Daily US Times: Japan’s low coronavirus death rate became a mystery that has spawned dozens of theories, from claims that the Japanese have superior immunity to Japanese manners.
Japan does not have the lowest death rate for Covid-19 – in the region, Hong Kong, South Korea, Taiwan, and Vietnam can all boast lower morbidity.
But Japan saw fewer deaths than average in the early part of 2020. This is despite the fact that in April, Tokyo saw about 1,000 “excess deaths’ – due to Covid- 19 perhaps. Yet, for the year as a whole, it is possible that overall deaths will be down on 2019.
This is particularly striking because the country has many of the conditions that make it vulnerable to Covid-19, but it never adopted the aggressive approach to tackling the virus that some of its neighbours did.
What happened in Japan?
At the height of the coronavirus outbreak in Wuhan in February, the world put up walls to Chinese travellers but Japan kept borders open. As the virus spread, it quickly became clear that it is a disease that primarily kills the elderly and is massively amplified by crowds or prolonged close contact.
Japan has more elderly people per capita than any other country. Its population is also densely packed into huge cities.
Greater Tokyo has a mind-boggling 37 million people and for most of them, the only way to get around is on the city’s notoriously packed trains.
Then there is Japan’s refusal to follow the advice of the World Health Organization (WHO) to “test, test, test”. Even now, total PCR tests stand at just 348,000, or 0.27% of the country’s population.
Japan had never imposed a lockdown on the scale or severity of Europe. The government ordered a state of emergency in early April. But the stay-at-home request was not mandatory, rather it was voluntary. Non-essential businesses were asked to close, but there was no legal penalty for refusing.
Many paragons of Covid strategy, such as Vietnam and New Zealand used tough measures including tight lockdowns, closing borders, large-scale testing and strict quarantines – but Japan did none of that.
Yet, five months after the first Covid case was reported here, Japan has fewer than 1,000 deaths and fewer than 20,000 confirmed cases.
Growing scientific evidence shows that Japan really has contained the spread of the disease – so far.

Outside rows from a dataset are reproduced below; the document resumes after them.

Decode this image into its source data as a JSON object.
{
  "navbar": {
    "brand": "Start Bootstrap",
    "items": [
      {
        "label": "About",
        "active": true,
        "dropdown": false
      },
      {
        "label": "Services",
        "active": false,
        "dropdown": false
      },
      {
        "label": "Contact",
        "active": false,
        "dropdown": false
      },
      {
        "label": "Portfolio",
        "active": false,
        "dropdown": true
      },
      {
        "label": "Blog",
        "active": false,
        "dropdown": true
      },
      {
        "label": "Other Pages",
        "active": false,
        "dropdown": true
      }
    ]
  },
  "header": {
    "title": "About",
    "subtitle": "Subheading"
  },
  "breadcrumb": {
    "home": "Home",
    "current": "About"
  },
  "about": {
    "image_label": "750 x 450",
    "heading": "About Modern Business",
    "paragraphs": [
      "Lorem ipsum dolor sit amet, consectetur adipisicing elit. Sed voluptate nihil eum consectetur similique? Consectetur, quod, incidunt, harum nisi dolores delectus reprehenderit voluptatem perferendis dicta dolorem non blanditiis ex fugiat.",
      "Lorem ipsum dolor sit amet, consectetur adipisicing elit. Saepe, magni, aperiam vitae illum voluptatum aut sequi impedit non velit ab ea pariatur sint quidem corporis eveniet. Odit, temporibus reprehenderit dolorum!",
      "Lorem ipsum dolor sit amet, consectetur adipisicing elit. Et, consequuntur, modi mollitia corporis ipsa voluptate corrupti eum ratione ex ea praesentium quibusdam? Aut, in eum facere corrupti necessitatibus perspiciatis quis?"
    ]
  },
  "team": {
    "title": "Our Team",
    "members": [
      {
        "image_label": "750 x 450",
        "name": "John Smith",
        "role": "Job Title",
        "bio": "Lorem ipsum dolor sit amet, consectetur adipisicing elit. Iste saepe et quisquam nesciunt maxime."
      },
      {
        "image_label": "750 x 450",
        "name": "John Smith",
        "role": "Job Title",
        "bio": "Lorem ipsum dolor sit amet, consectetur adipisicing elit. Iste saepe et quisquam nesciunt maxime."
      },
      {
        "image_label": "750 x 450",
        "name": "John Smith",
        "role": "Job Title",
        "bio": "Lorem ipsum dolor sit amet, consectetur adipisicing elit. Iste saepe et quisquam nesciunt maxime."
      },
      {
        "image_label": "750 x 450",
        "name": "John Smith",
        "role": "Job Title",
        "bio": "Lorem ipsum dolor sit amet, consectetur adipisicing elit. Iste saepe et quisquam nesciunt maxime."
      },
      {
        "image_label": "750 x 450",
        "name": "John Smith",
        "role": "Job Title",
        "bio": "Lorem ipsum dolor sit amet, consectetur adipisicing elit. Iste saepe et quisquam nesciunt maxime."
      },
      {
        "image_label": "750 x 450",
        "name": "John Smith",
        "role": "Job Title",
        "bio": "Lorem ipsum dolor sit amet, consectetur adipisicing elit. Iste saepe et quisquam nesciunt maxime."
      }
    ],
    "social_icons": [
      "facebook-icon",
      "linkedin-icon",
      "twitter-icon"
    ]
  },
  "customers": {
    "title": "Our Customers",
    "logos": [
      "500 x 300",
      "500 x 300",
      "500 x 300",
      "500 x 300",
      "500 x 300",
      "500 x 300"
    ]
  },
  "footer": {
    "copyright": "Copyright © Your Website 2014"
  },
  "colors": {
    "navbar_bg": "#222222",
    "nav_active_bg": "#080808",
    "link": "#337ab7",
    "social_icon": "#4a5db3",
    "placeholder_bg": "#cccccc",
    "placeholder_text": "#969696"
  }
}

Prime Minister Shinzo Abe spoke proudly of the “Japan Model” as he announced the lifting of the state of emergency late last month, intimating that other countries should learn from Japan.
What is special about Japan’s low coronavirus death rate?
According to the Deputy Prime Minister Taro Aso, it is down to the “superior quality” of Japanese people. In a now notorious comment,the Deputy Prime Minister said he had been asked by leaders of other countries to explain Japan’s success.
“I told these people: ‘Between your country and our country, mindo (the level of people) is different.’ And that made them speechless and quiet.”
Mindo means “people’s level” if literally translated, although some have translated it as meaning “cultural level”.
It is a concept dating back to Japan’s imperial era and denotes a sense of cultural chauvinism and racial superiority. Mr Aso has been roundly condemned for using it.
But there is no doubt that many Japanese, and some scientists, think there is something behind Japan’s low coronavirus death rate, which is different – a so called “Factor X” that is protecting the population from Covid-19.
It is possibly relevant that some aspects of Japanese mores – few kisses on greeting and few hugs – have in-built social distancing, but nobody thinks that is the answer.
Does Japan have special immunity?
Tatsuhiko Kodama, a Tokyo University professor, who studies how Japanese patients react to the virus – believes Japan may have had Covid before. Not Covid-19, but something similar that could have left behind “historical immunity”.
”When a virus enters the human body, the immune system produces antibodies that attack the invading pathogen”, he explains.
There are two types of antibody – IGG and IGM. The way they respond can show whether someone has been exposed to the virus or something similar before.
The Professor told the BBC: “In a primary (novel) viral infection the IGM response usually comes first. Then the IGG response appears later. But in secondary cases (previous exposure) the lymphocyte already has memory, and so only the IGG response increases rapidly.”
So, what happened with his patients?
“When we looked at the tests we were astonished… in all patients the IGG response came quickly, and the IGM response was later and weak. It looked like they had been previously exposed to a very similar virus.”
He thinks it is possible a Sars-like virus has circulated in the region before, which may account for the low death rate, not just in Japan, but in much of China, Hong Kong, Taiwan, South Korea, and South East Asia.